By working with scraps, we’re moving beyond appreciation to have a deep connection to the materials we work with. We can cultivate this connection through a feeling of reverence—a word defined as “a feeling or attitude of deep respect tinged with awe, veneration.”
This definition goes beyond a simple appreciation or nod of thanks, towards the realm of absolute rapture. To describe an act as a “deep respect tinged with awe” is just about the most appreciative we could get for something.
By showing appreciation for what we already have, we can curb the desire for further consumption.
While it’s easy enough to view the textiles of my stash with a feeling of reverence, the best way I could actually show this feeling is by storing them with respect and awe—a method that ironically I’ve taken from the queen of purging, Marie Kondo. (Not because I have any plans to get rid of my fabrics, but because of her method of folding.) She suggests taking garments and storing them with the neatly folded edge facing up, and applying this to scraps makes it easier to remember why in the world I saved all these remnants in the first place.
Side note—I have applied exactly zero other cleaning methods from Marie Kondo’s teachings. They didn’t bring me joy.
Inspiring methods for storing your scraps
Why are we so quick to toss our scraps? Because they take up SPACE and make a MESS. So how can we solve this problem? Here are some tips:
6” or more
I usually only save scraps that are bigger than, say, 6” square. This isn’t about using every single thread—which might actually make you lose your mind—but more about saving what is usable!
Use smaller bins
Saving your scraps in smaller bins, like the wooden one pictured above, means they’re less likely to end up tumbling out of a cabinet and turning back into an unusable mess.
Create a uniform size:
Fold all your fabric remnants to the same size—you’ll want them to match the height and width of your storage boxes. If you have a lot of smaller scraps, fold them up within a larger piece of that same or similar fabric to keep them together.
Sort these into two or more categories based on the fabrics you use. For example, mine are sorted into wovens and knits, but I have a separate category for “fancy prints” and “raw silks” because these are categories in which I have a lot of fabrics.
Create appealing colors:
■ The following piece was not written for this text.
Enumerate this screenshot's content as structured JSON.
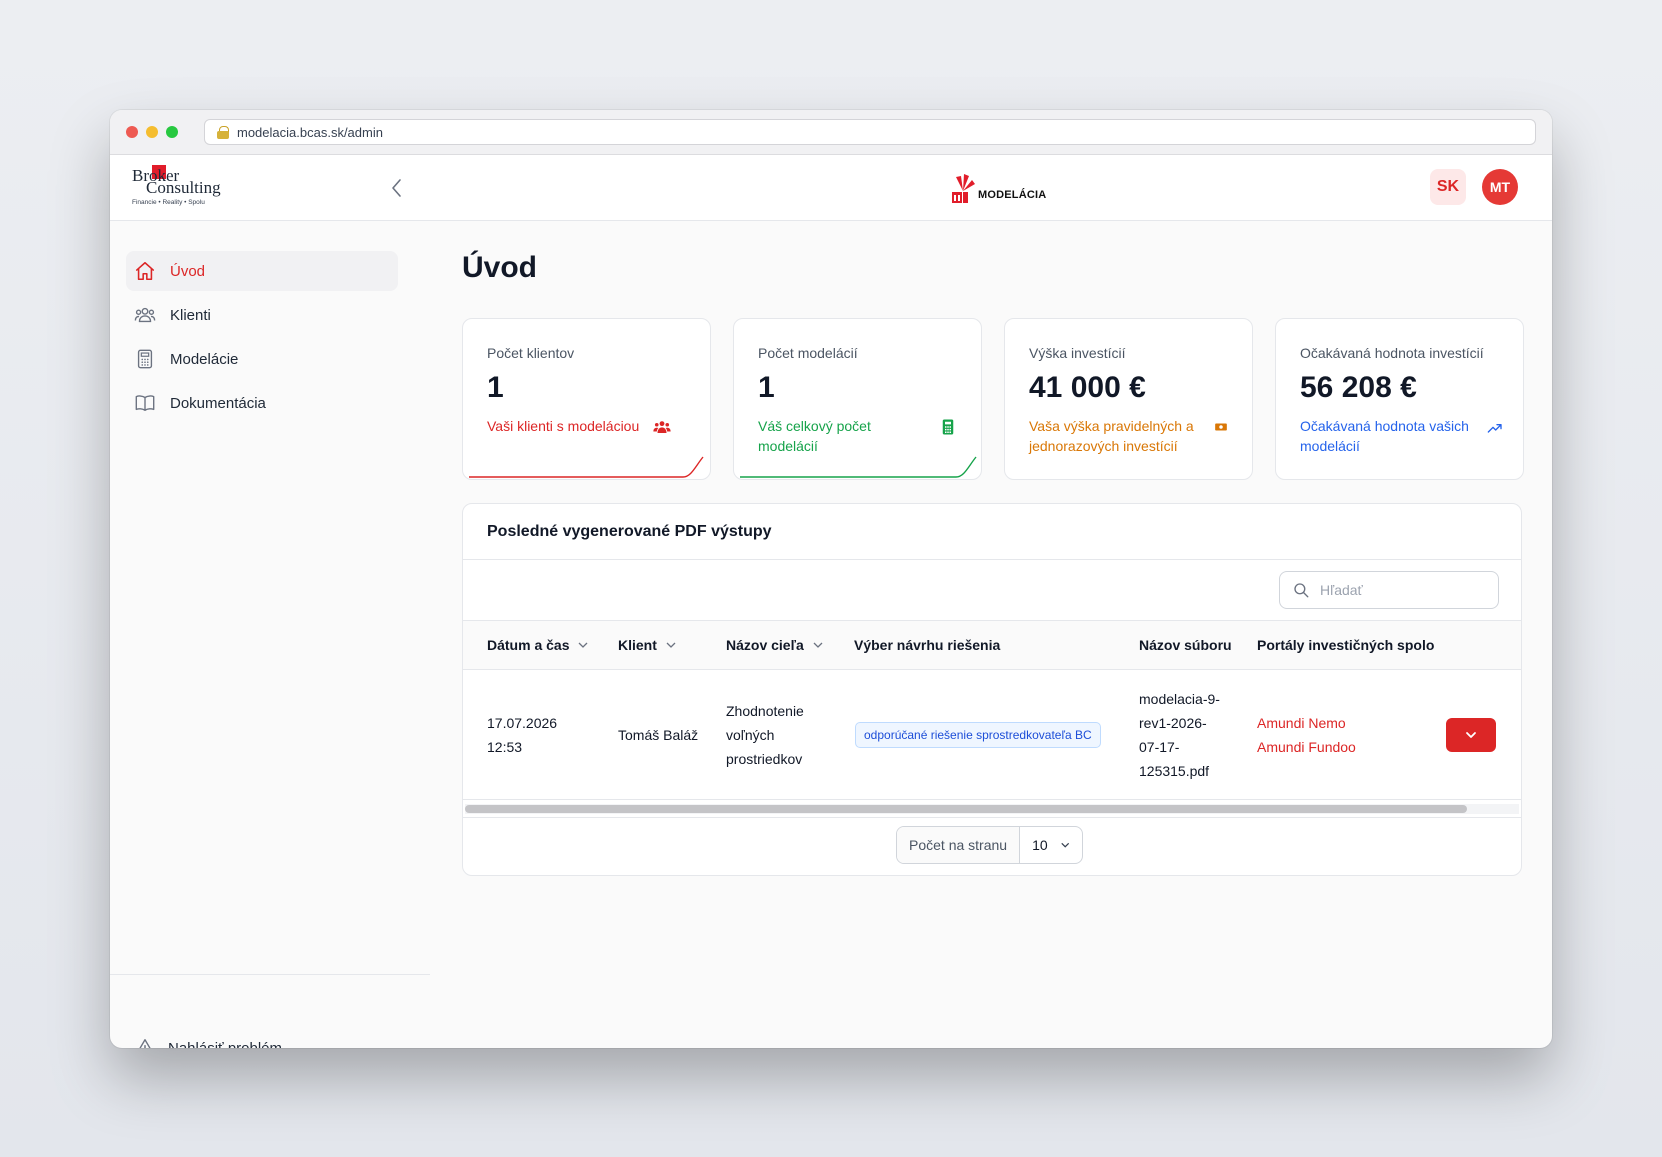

Within your categories, sort fabrics by color for quick reference (and delightful visuals). This way, you can easily see that, hey, I’ve got a lot of wovens in shades of pink and peach; this is a great opportunity to patchwork them! Sorting by color is also way more inspiring—and easy on the eyes.
From sorting and storing, everything else gets easier — you may find you have a whole lot of a certain range of color; in my case, blues and yellows abound.
Part two: Creating compositions
In next month’s issue of Seamwork, I’ll share some of my favorite techniques for finding fun compositions, assembling these scraps, and show you how to create quick templates for making exciting shapes in your patchwork that are free of lumpy bumpy inconsistencies.
Want to know more about my alchemical creative process, or discover methods to inspire your own creativity? Check out my online journal and snag a free copy of my mending and stitching e-zines. Go to www.mixedcolor.net for more.